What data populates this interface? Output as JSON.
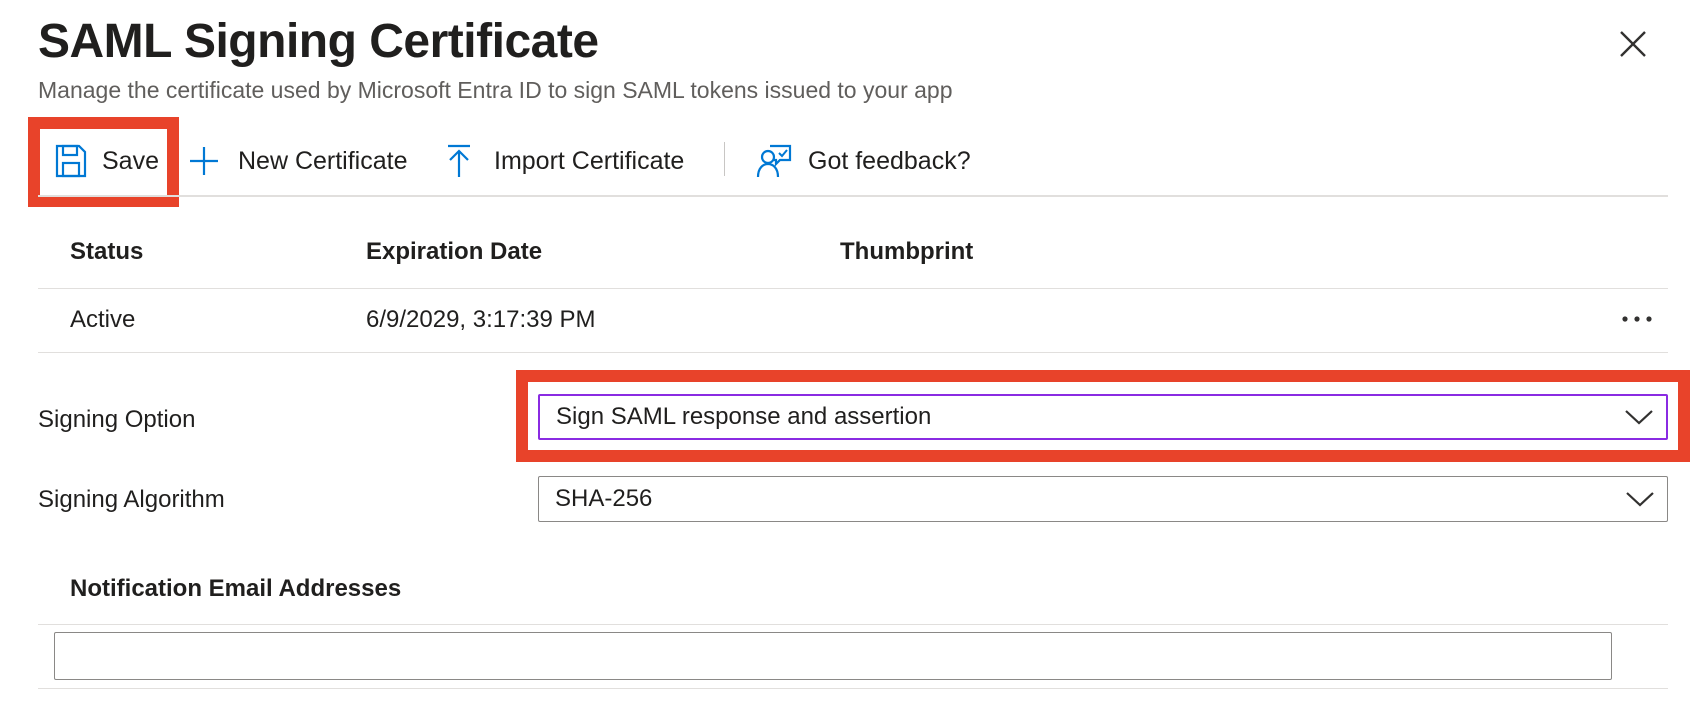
{
  "header": {
    "title": "SAML Signing Certificate",
    "subtitle": "Manage the certificate used by Microsoft Entra ID to sign SAML tokens issued to your app",
    "close_icon": "close-icon"
  },
  "toolbar": {
    "save_label": "Save",
    "new_certificate_label": "New Certificate",
    "import_certificate_label": "Import Certificate",
    "feedback_label": "Got feedback?",
    "icons": [
      "save-icon",
      "plus-icon",
      "upload-icon",
      "feedback-icon"
    ],
    "accent_color": "#0078d4",
    "highlight_color": "#e8432a"
  },
  "table": {
    "columns": [
      "Status",
      "Expiration Date",
      "Thumbprint"
    ],
    "rows": [
      {
        "status": "Active",
        "expiration_date": "6/9/2029, 3:17:39 PM",
        "thumbprint": ""
      }
    ]
  },
  "form": {
    "signing_option": {
      "label": "Signing Option",
      "value": "Sign SAML response and assertion"
    },
    "signing_algorithm": {
      "label": "Signing Algorithm",
      "value": "SHA-256"
    },
    "notification": {
      "heading": "Notification Email Addresses",
      "value": ""
    }
  }
}
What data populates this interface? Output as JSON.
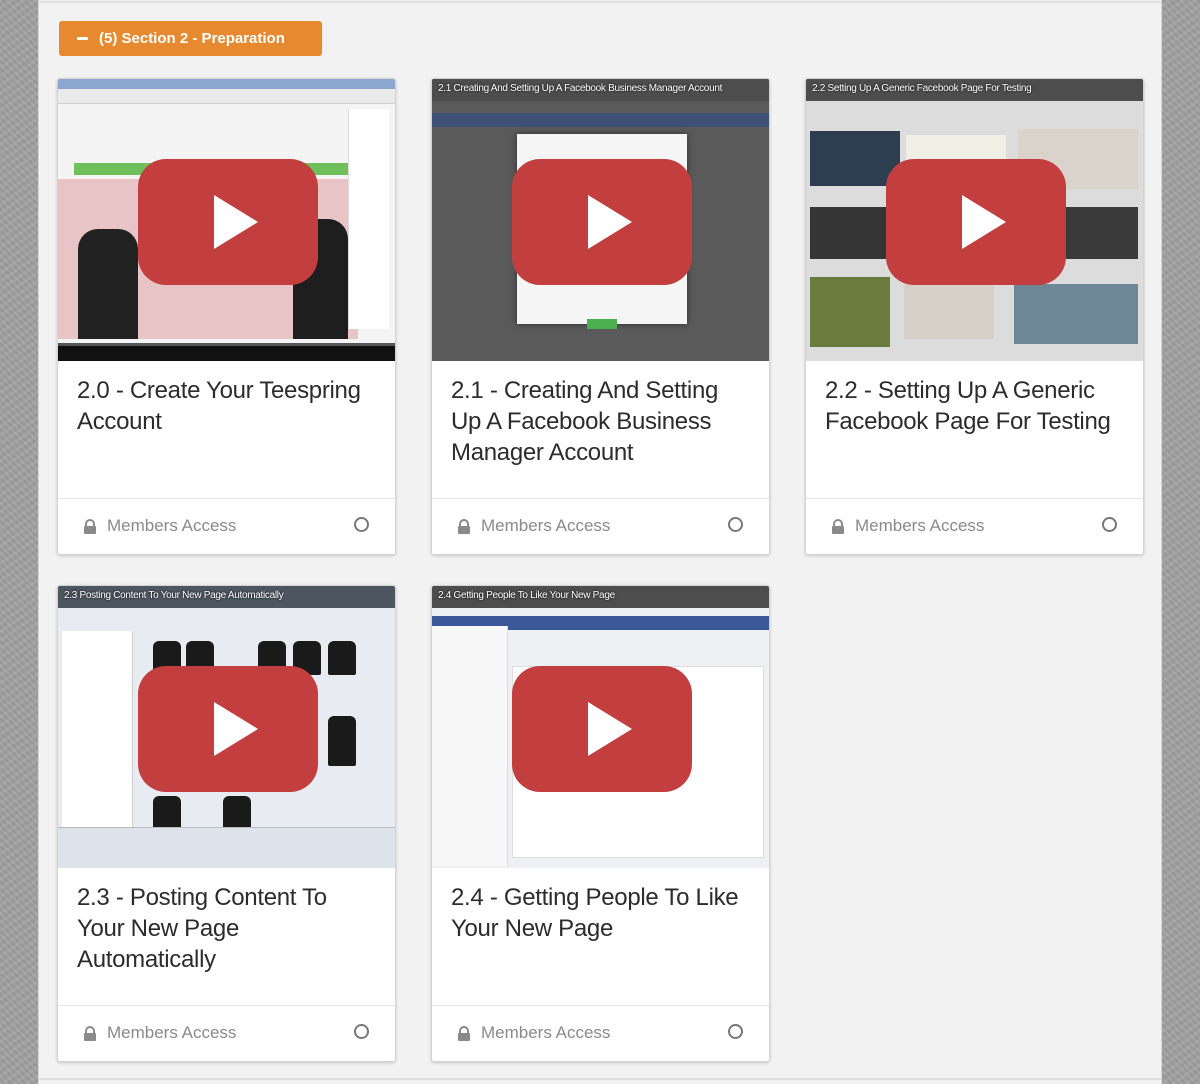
{
  "section": {
    "label": "(5) Section 2 - Preparation",
    "accent_color": "#e6892f"
  },
  "lessons": [
    {
      "thumb_caption": "",
      "title": "2.0 - Create Your Teespring Account",
      "access": "Members Access",
      "status_icon": "circle-outline-icon"
    },
    {
      "thumb_caption": "2.1 Creating And Setting Up A Facebook Business Manager Account",
      "title": "2.1 - Creating And Setting Up A Facebook Business Manager Account",
      "access": "Members Access",
      "status_icon": "circle-outline-icon"
    },
    {
      "thumb_caption": "2.2 Setting Up A Generic Facebook Page For Testing",
      "title": "2.2 - Setting Up A Generic Facebook Page For Testing",
      "access": "Members Access",
      "status_icon": "circle-outline-icon"
    },
    {
      "thumb_caption": "2.3 Posting Content To Your New Page Automatically",
      "title": "2.3 - Posting Content To Your New Page Automatically",
      "access": "Members Access",
      "status_icon": "circle-outline-icon"
    },
    {
      "thumb_caption": "2.4 Getting People To Like Your New Page",
      "title": "2.4 - Getting People To Like Your New Page",
      "access": "Members Access",
      "status_icon": "circle-outline-icon"
    }
  ],
  "colors": {
    "play_button": "#c33f3f",
    "panel_bg": "#f2f2f2",
    "title_text": "#2c2c2c",
    "muted_text": "#8a8a8a"
  }
}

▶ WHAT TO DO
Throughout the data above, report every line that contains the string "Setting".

▶ REPLY TO THE EXERCISE
      "thumb_caption": "2.1 Creating And Setting Up A Facebook Business Manager Account",
      "title": "2.1 - Creating And Setting Up A Facebook Business Manager Account",
      "thumb_caption": "2.2 Setting Up A Generic Facebook Page For Testing",
      "title": "2.2 - Setting Up A Generic Facebook Page For Testing",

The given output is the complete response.